I love the value I got with Span just before pick 200. Span should be the leadoff hitter all year for the Nationals, he will score runs, steal bases and hit for a good average, and was a top 60 player last season. I liked Myers at that spot, too. His talent upside was worth the selection.

Carlos Beltran played most of last season with a painful elbow injury that significantly impacted his swing. He had the injury fixed, and I’m hopeful that he bounces back to some degree. He’s old, but he hits in a great run scoring environment and he has the DH available to him. At 224 overall, I liked the value.

I was thrilled to get Dallas Keuchel at pick 254. Keuchel’s sinker is one of the nastiest pitches in the game and generates tons of weak contact, and he has a swing and miss slurve that gets a lot of whiffs. He isn’t a huge K guy on paper, but he’s really good and has the stuff to miss bats. He’s much better than the 254th player, IMO.

Jon Niese's velocity is back up this year after healing his shoulder injury. I think he will have a bounce back year.

Dustin Ackley changed his swing in July of last year and looked like a different hitter, both video wise and contact wise. His hard and medium hit rates skyrocketed from July-September. I wrote about it, set to be published Friday. I love his new swing, and think he can be a top 150 player this year. I was happy to get him at pick 284.

The back end of my rotation is weak, but I don’t expect all of these guys to be on my roster for too long. I like to filter out back end starting pitchers throughout the year based on matchups. Streaming is tougher in a deep weekly roto league than a daily regular H2H league, but I can still do it.
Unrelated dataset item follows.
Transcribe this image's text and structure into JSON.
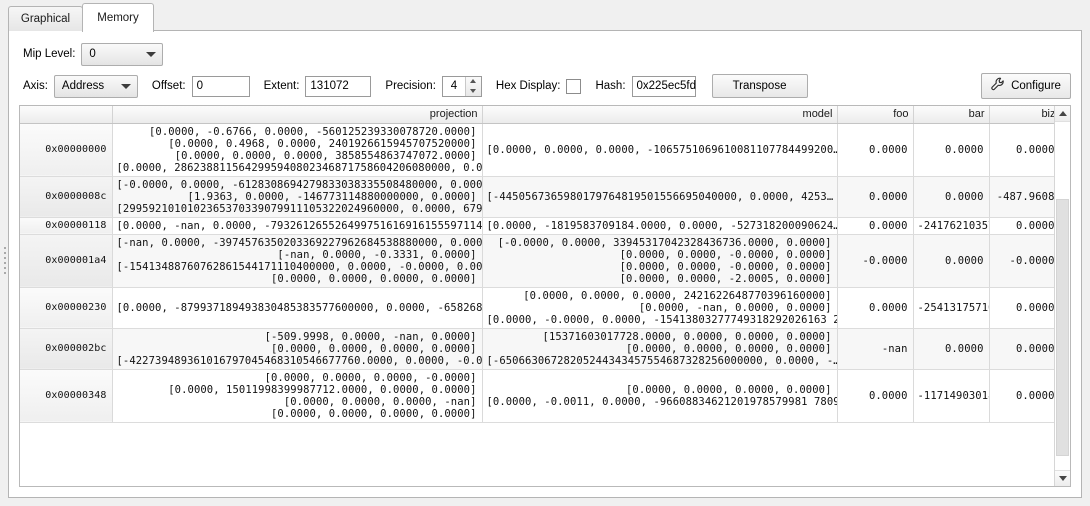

I took a flier on Dan Straily’s swing and miss upside. He misses a lot of bats, and the Astros have had success building pitchers like Colin McHugh and Dallas Keuchel. Straily could be this year’s McHugh.

I took four platoon split hitters: Adam Lind, Garrett Jones, Didi Gregorius and Seth Smith. I can rotate them based on how many LHP each guy sees during that week.

I also took Allen Craig very late, who is looking healthy this spring and may have some value as the season goes along if he can find himself in some team’s lineup, either via injury or trade.

I don't love the team I drafted. I really wanted Devin Mesoraco or Evan Gattis instead of Sal. Perez, but I prioritized Betances over them and hoped they would fall, which they did not. I also wanted a stronger backup SS than Xander Bogaerts to back up the frail Tulo. I do think my team has a chance to compete, but I think pretty much everybody thinks that during the spring.